Database of art pieces compiled on Internet

Graphic by Carlos Mella

Starting late April, students will be able to access the Internet in one more building on campus- the Lowe Art Museum, in a stride that Brian Dursum, museum director and chief curator, said will “integrate the museum with the rest of campus.”

As part of this effort, Dursum and others on the Lowe staff are uploading a database of more than 18,000 art pieces online in hopes to encourage students and faculty to discover the museum as a useful resource.

“It’s sad when I walk into our storage room and I see thousands of pieces that students can use as resources,” said Kara Schneiderman, assistant director for collections and exhibition services.

The Lowe can only showcase six to eight percent of its entire collection because of space, Schneiderman said. The current in-house database used by the Lowe staff for inventory and curating does not carry much information about pieces previously or frequently shown in the collection. The result is that exhibits tend to repeat pieces and leave out other works that haven’t been viewed.

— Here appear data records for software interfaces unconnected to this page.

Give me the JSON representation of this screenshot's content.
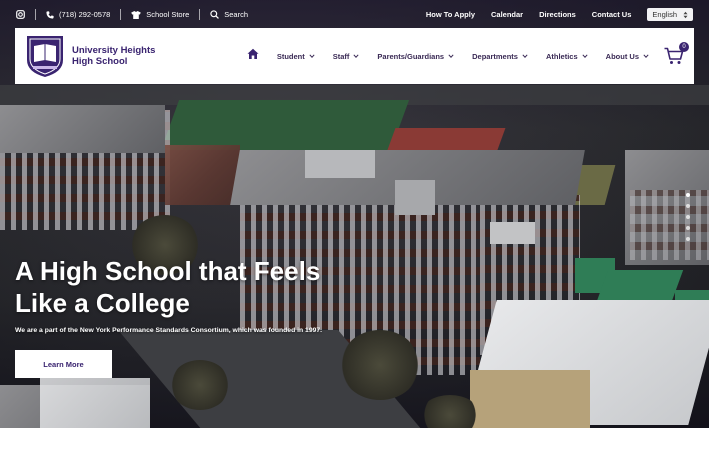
{
  "topbar": {
    "phone": "(718) 292-0578",
    "store": "School Store",
    "search": "Search",
    "links": [
      "How To Apply",
      "Calendar",
      "Directions",
      "Contact Us"
    ],
    "language": "English"
  },
  "brand": {
    "line1": "University Heights",
    "line2": "High School"
  },
  "nav": {
    "items": [
      "Student",
      "Staff",
      "Parents/Guardians",
      "Departments",
      "Athletics",
      "About Us"
    ],
    "cart_count": "0"
  },
  "hero": {
    "title_line1": "A High School that Feels",
    "title_line2": "Like a College",
    "subtitle": "We are a part of the New York Performance Standards Consortium, which was founded in 1997.",
    "cta": "Learn More"
  },
  "colors": {
    "brand_purple": "#3a2470",
    "white": "#ffffff"
  }
}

The new database by Museum System, a collections management software, will allow the Lowe staff to keep a more comprehensive record of data. This will improve the process of keeping inventory and allow for more diversity in curating. Paired with access to the Internet, the database will allow employees to do their jobs more easily.

But for Schneiderman, her top priority is to implement change that will make the Lowe a better resource for students.

“We hope the database will open up our collection as a research tool,” she said.

Museum System has an online component called eMuseum that allows a museum to publish information that can assist students in research online while keeping other data, like owner addresses, confidential. Lowe’s version of eMuseum will be accessible through its Web site by early 2012.

Through eMuseum, students can browse the entire Lowe collection anywhere and at any time, which was not readily accessible to Lowe visitors before. The database will also eliminate the need for students to request to view an object.

“Thank God,” said Schneiderman, who prepared information for nearly 850 requests last year in a process that took several days for each request. “It will be much faster and it will open up information about the artwork at a whole new level.”

Dursum is hopeful that the wireless network will function well together with the database. However, he wants students to understand that connection is not available in the entire museum yet.

“We don’t want to frustrate students that can’t get connection because that is a big turnoff,” he said. The wireless connection will be installed throughout the rest of the museum by May this year.

Areas at the Lowe that are not yet accessible on the Internet are Kress, Matus Hall, Barton, Friends, Ancient American/Pacific Islands and the Palley Wing. According to IT technicians, installation in the remainder of the museum, especially Kress, is more difficult and will “involve locating conduit within the walls,” some of which are constructed of stone.

Chloe Herring may be contacted at